## Data excerpts
######

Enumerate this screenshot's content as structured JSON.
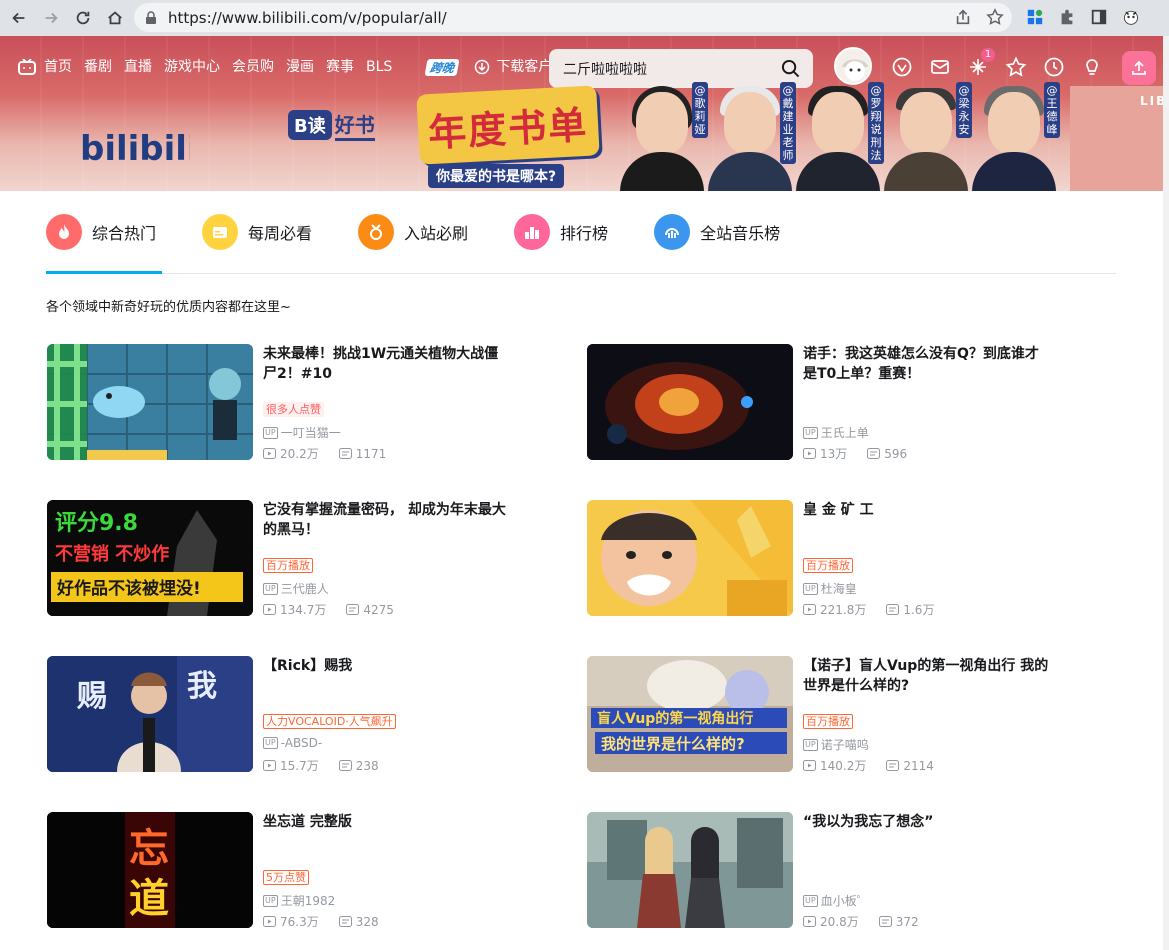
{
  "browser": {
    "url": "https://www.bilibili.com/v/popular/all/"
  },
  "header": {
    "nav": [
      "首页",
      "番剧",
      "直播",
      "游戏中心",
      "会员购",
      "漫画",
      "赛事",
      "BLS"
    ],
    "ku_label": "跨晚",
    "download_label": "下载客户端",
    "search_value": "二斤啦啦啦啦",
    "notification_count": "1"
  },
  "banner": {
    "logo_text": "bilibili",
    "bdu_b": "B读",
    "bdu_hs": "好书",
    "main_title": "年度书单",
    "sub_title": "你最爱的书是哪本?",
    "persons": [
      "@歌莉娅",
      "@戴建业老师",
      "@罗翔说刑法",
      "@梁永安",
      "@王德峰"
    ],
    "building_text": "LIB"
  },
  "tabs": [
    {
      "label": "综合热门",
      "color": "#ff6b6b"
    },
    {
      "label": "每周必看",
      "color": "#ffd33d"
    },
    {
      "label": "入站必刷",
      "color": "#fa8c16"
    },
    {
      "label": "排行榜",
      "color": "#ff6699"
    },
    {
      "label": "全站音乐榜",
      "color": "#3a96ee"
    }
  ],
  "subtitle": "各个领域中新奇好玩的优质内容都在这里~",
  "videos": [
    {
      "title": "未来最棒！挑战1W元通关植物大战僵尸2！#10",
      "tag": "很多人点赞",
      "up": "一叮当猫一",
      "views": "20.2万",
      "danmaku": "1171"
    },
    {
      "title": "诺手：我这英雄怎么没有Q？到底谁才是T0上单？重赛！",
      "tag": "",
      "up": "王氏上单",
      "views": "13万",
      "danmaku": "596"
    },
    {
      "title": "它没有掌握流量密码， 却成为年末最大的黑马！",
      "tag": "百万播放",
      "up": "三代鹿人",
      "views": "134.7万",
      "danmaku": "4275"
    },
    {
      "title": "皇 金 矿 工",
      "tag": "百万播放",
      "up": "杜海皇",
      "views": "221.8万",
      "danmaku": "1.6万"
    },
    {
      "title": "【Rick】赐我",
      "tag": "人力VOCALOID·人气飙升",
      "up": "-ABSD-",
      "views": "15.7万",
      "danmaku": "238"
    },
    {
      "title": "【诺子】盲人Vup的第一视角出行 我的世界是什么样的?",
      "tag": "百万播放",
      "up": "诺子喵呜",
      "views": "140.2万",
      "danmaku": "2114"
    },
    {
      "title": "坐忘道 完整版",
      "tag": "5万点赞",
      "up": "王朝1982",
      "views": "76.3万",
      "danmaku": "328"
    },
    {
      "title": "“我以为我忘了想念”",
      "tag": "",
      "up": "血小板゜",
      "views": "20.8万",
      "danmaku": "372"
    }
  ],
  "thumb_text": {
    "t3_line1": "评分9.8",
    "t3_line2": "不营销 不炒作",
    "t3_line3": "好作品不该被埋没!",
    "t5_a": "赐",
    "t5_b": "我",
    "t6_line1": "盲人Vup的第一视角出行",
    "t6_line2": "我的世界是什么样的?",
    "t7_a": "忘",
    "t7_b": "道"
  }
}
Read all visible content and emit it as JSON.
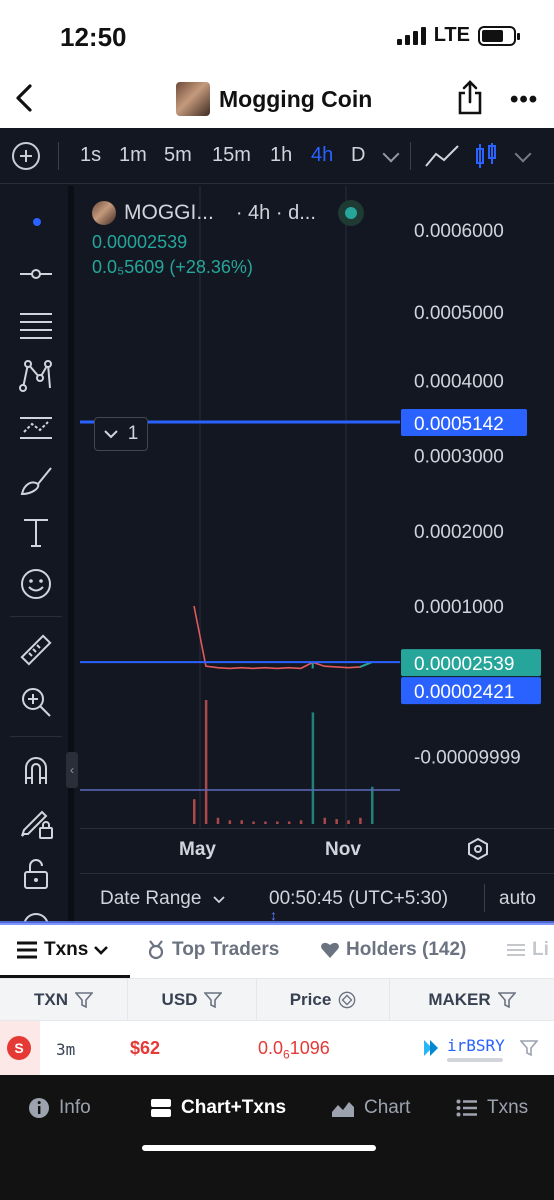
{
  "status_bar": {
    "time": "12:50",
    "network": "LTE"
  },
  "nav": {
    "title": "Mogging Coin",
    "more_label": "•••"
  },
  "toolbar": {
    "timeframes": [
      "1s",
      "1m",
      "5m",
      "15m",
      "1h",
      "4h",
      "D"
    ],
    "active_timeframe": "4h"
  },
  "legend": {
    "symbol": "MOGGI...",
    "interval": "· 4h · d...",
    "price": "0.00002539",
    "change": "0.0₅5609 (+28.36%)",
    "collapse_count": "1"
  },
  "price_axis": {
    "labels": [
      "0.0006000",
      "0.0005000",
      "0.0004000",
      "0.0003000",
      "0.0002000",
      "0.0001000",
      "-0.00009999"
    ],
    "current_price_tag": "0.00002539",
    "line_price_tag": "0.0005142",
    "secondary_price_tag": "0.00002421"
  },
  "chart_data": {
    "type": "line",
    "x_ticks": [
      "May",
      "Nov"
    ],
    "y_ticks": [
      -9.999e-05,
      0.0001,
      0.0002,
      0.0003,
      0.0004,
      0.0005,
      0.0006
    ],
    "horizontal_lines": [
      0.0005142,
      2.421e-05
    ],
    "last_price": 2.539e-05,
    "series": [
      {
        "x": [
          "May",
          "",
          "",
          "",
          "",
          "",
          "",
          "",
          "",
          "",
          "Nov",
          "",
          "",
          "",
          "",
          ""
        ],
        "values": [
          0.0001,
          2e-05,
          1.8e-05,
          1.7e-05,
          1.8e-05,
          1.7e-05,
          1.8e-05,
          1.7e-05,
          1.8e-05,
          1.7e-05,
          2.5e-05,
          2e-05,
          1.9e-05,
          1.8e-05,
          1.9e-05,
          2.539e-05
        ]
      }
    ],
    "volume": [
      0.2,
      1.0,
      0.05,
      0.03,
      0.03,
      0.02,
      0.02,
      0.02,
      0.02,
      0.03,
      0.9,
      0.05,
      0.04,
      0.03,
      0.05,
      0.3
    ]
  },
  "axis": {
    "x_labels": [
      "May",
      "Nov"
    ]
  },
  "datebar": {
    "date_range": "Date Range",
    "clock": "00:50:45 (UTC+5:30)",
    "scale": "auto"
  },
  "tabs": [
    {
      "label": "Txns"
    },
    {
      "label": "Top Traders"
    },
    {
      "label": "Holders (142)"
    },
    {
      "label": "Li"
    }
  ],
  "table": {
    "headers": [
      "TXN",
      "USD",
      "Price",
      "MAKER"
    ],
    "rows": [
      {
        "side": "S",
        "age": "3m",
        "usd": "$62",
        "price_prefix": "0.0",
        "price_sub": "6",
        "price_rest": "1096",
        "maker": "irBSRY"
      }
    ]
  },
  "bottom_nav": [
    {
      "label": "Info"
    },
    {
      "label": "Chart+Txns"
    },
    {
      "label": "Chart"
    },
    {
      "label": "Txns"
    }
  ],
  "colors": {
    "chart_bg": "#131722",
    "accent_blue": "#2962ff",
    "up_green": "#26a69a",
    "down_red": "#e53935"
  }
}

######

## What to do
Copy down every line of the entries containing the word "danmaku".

## Solution to this task
      "danmaku": "1171"
      "danmaku": "596"
      "danmaku": "4275"
      "danmaku": "1.6万"
      "danmaku": "238"
      "danmaku": "2114"
      "danmaku": "328"
      "danmaku": "372"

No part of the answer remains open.